Getting around in German cities is easy thanks to efficient and inexpensive public transport networks. Some cities boasts trams and underground networks; buses and trains are widely available. Taxis are more expensive of course but all are regulated and will have visible meters which display the fare.

Germany is highly urbanised but the varied countryside is within easy-reach and if outdoor activities are what you enjoy, you won’t be disappointed: skiing, hill-walking, cycling and water sports are all available. With 9 direct neighbours (Denmark, Poland, Czech Republic, Austria, and Switzerland, France, Luxembourg, Belgium and the Netherlands), it is also easy to travel from Germany to other European countries, by bus, by train or by air. Most of Germany’s neighbouring countries are part of the Schengen agreement which allows unrestricted travel within its members (if you are a non-EU citizen your visa will be a “Schengen” visa). This is particularly useful for tourism purposes and also when attending conferences or visiting research labs across continental Europe.

Accommodation and living costs for Masters students in Germany


Students in Germany either live in halls of residence or in private accommodation. In contrast to many other countries, Germany's universities do not automatically allocate a room when you register for your course. If you're looking in major cities such as Munich, Cologne or Hamburg, you should allow yourself enough time to find accommodation, starting before you leave home.

Accommodation options include:

  • Halls of residence (or dormitory)
    A room in a dormitory can cost between approx. €160 ($202) and €360 ($456) per month. Depending on the university, this can include health insurance and a Semesterticket for using local public transport. The Studentenwerk of your university can help you find a room in a dormitory.
  • Wohngemeinschaften, referred simply as WG (private shared flats) which are the most popular form of accommodation. Depending on where you study, you should budget €150 ($190) to €350 ($444) per month.
  • Living in a flat of your own
    This is the most expensive option and can cost anything from €400 ($508) upwards.

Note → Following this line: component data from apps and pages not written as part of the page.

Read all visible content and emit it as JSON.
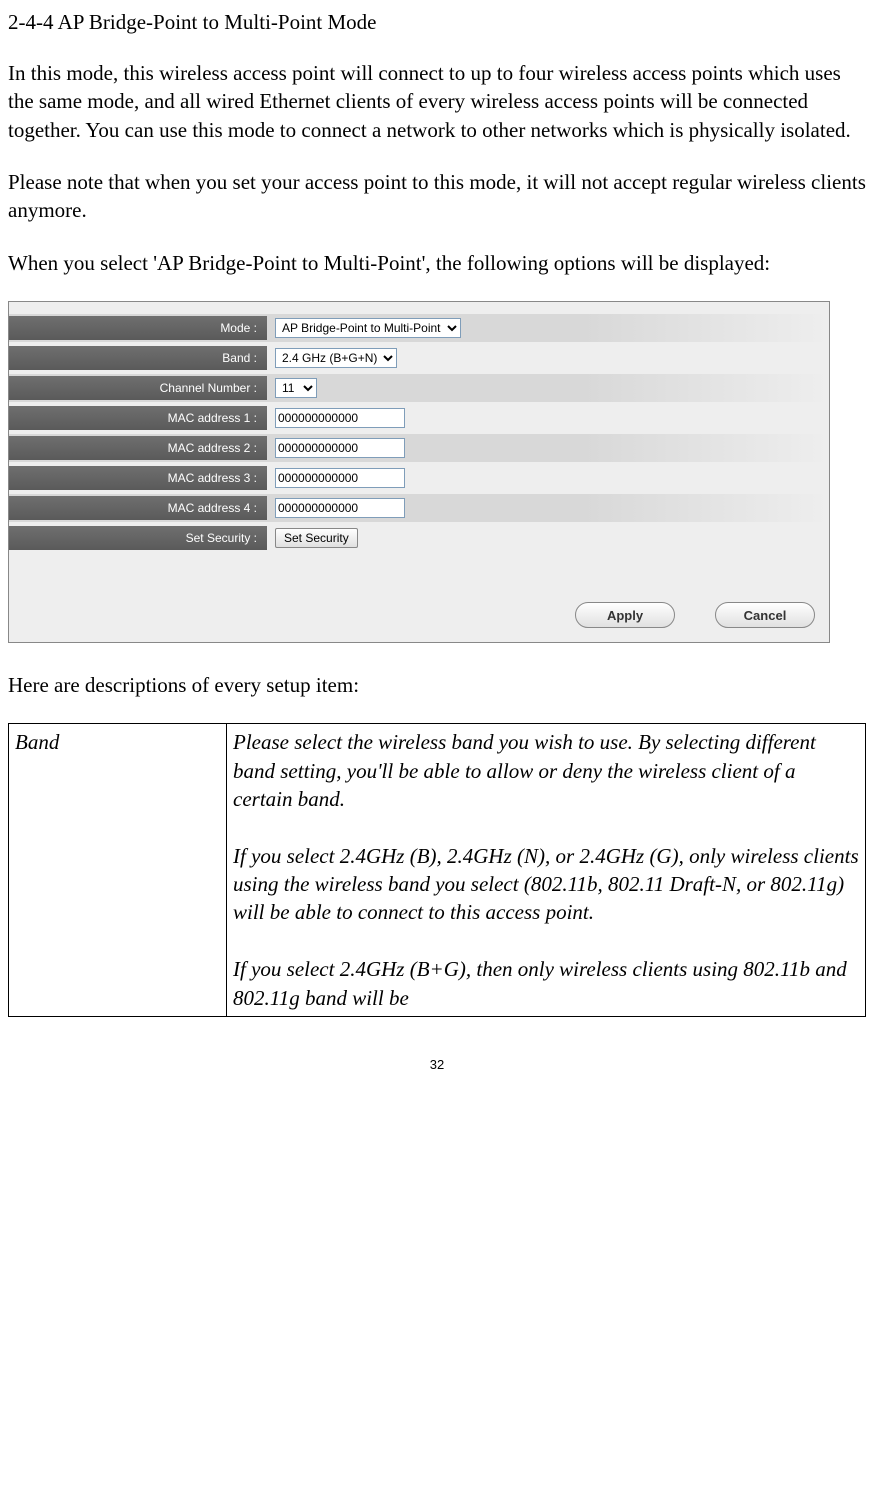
{
  "section_title": "2-4-4 AP Bridge-Point to Multi-Point Mode",
  "para1": "In this mode, this wireless access point will connect to up to four wireless access points which uses the same mode, and all wired Ethernet clients of every wireless access points will be connected together. You can use this mode to connect a network to other networks which is physically isolated.",
  "para2": "Please note that when you set your access point to this mode, it will not accept regular wireless clients anymore.",
  "para3": "When you select 'AP Bridge-Point to Multi-Point', the following options will be displayed:",
  "form": {
    "mode_label": "Mode :",
    "mode_value": "AP Bridge-Point to Multi-Point",
    "band_label": "Band :",
    "band_value": "2.4 GHz (B+G+N)",
    "channel_label": "Channel Number :",
    "channel_value": "11",
    "mac1_label": "MAC address 1 :",
    "mac1_value": "000000000000",
    "mac2_label": "MAC address 2 :",
    "mac2_value": "000000000000",
    "mac3_label": "MAC address 3 :",
    "mac3_value": "000000000000",
    "mac4_label": "MAC address 4 :",
    "mac4_value": "000000000000",
    "setsec_label": "Set Security :",
    "setsec_btn": "Set Security",
    "apply_btn": "Apply",
    "cancel_btn": "Cancel"
  },
  "desc_intro": "Here are descriptions of every setup item:",
  "table": {
    "row1_col1": "Band",
    "row1_col2": "Please select the wireless band you wish to use. By selecting different band setting, you'll be able to allow or deny the wireless client of a certain band.\n\nIf you select 2.4GHz (B), 2.4GHz (N), or 2.4GHz (G), only wireless clients using the wireless band you select (802.11b, 802.11 Draft-N, or 802.11g) will be able to connect to this access point.\n\nIf you select 2.4GHz (B+G), then only wireless clients using 802.11b and 802.11g band will be"
  },
  "page_number": "32"
}
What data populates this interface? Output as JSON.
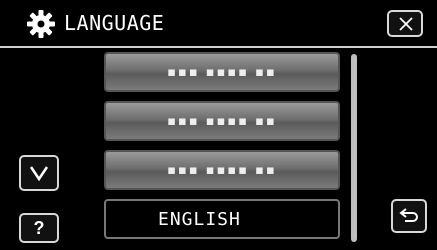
{
  "header": {
    "title": "LANGUAGE",
    "settings_icon": "gear-icon",
    "close_icon": "close-icon"
  },
  "language_list": {
    "items": [
      {
        "label": "▪▪▪ ▪▪▪▪ ▪▪",
        "selected": false
      },
      {
        "label": "▪▪▪ ▪▪▪▪ ▪▪",
        "selected": false
      },
      {
        "label": "▪▪▪ ▪▪▪▪ ▪▪",
        "selected": false
      },
      {
        "label": "ENGLISH",
        "selected": true
      }
    ]
  },
  "controls": {
    "down_icon": "chevron-down-icon",
    "help_label": "?",
    "back_icon": "return-icon"
  }
}
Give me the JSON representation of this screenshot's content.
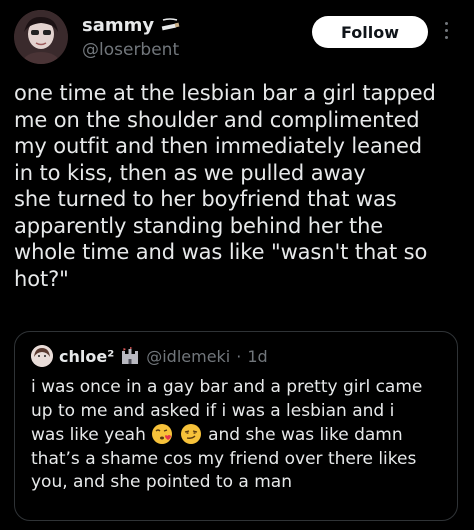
{
  "tweet": {
    "author": {
      "display_name": "sammy",
      "handle": "@loserbent",
      "badge_icon": "cigarette-icon"
    },
    "follow_label": "Follow",
    "text_lines": [
      "one time at the lesbian bar a girl tapped",
      "me on the shoulder and complimented",
      "my outfit and then immediately leaned",
      "in to kiss, then as we pulled away",
      "she turned to her boyfriend that was",
      "apparently standing behind her the",
      "whole time and was like \"wasn't that so",
      "hot?\""
    ]
  },
  "quote": {
    "display_name": "chloe²",
    "badge_icon": "castle-icon",
    "handle": "@idlemeki",
    "separator": "·",
    "time": "1d",
    "text_lines": [
      "i was once in a gay bar and a pretty girl came",
      "up to me and asked if i was a lesbian and i",
      "was like yeah",
      "and she was like damn",
      "that’s a shame cos my friend over there likes",
      "you, and she pointed to a man"
    ],
    "emojis": [
      "face-blowing-kiss-emoji",
      "smirking-face-emoji"
    ]
  },
  "colors": {
    "background": "#000000",
    "text": "#e7e9ea",
    "secondary": "#71767b",
    "border": "#2f3336",
    "follow_bg": "#ffffff"
  }
}
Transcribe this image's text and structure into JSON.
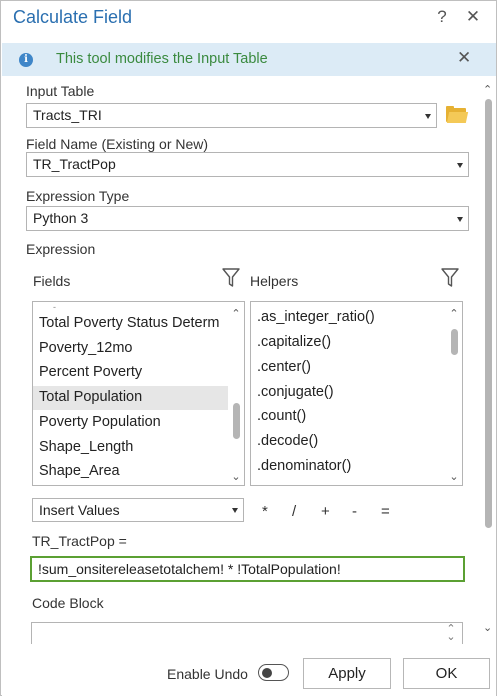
{
  "window": {
    "title": "Calculate Field",
    "help_glyph": "?",
    "close_glyph": "✕"
  },
  "banner": {
    "message": "This tool modifies the Input Table",
    "info_glyph": "i",
    "close_glyph": "✕"
  },
  "input_table": {
    "label": "Input Table",
    "value": "Tracts_TRI"
  },
  "field_name": {
    "label": "Field Name (Existing or New)",
    "value": "TR_TractPop"
  },
  "expression_type": {
    "label": "Expression Type",
    "value": "Python 3"
  },
  "expression": {
    "label": "Expression",
    "fields_label": "Fields",
    "helpers_label": "Helpers",
    "fields": [
      "Total Poverty Status Determ",
      "Poverty_12mo",
      "Percent Poverty",
      "Total Population",
      "Poverty Population",
      "Shape_Length",
      "Shape_Area"
    ],
    "selected_field": "Total Population",
    "helpers": [
      ".as_integer_ratio()",
      ".capitalize()",
      ".center()",
      ".conjugate()",
      ".count()",
      ".decode()",
      ".denominator()"
    ],
    "insert_values": "Insert Values",
    "operators": [
      "*",
      "/",
      "+",
      "-",
      "="
    ],
    "target_label": "TR_TractPop =",
    "text": "!sum_onsitereleasetotalchem! * !TotalPopulation!"
  },
  "code_block": {
    "label": "Code Block"
  },
  "footer": {
    "enable_undo_label": "Enable Undo",
    "enable_undo_on": false,
    "apply_label": "Apply",
    "ok_label": "OK"
  },
  "colors": {
    "title": "#2a6fb0",
    "banner_bg": "#dcebf6",
    "banner_text": "#3a8a3f",
    "focus_border": "#5ba033",
    "selection": "#e6e6e6"
  }
}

Living costs

Compared to other European countries, Germany is not overly expensive. Cost of living (including food, accommodation, clothing, entertainment) is on par with the EU average and relatively low compared to Scandinavian countries.

Apart from the Semesterbeitrag (and tuition fees if your institution does charge them), you will need around €750 ($952) per month for subsistence. This amount can vary from city to city, and depending on your lifestyle! Student discounts and deals are widely available. These can be helpful of you are on a budget. The International Student Identity Card (ISIC) is also handy as it can offer a wide range of useful discounts while you’re studying in Germany.

If you need a bank account (not compulsory for masters students) to pay for your fees and other expenses, you can open one at any bank in Germany – and usually at no charge.

This article is the property of FindAMasters.com and may not be reproduced without permission.

Click here to search our database of Masters courses

Share this page:

Cookie Policy    X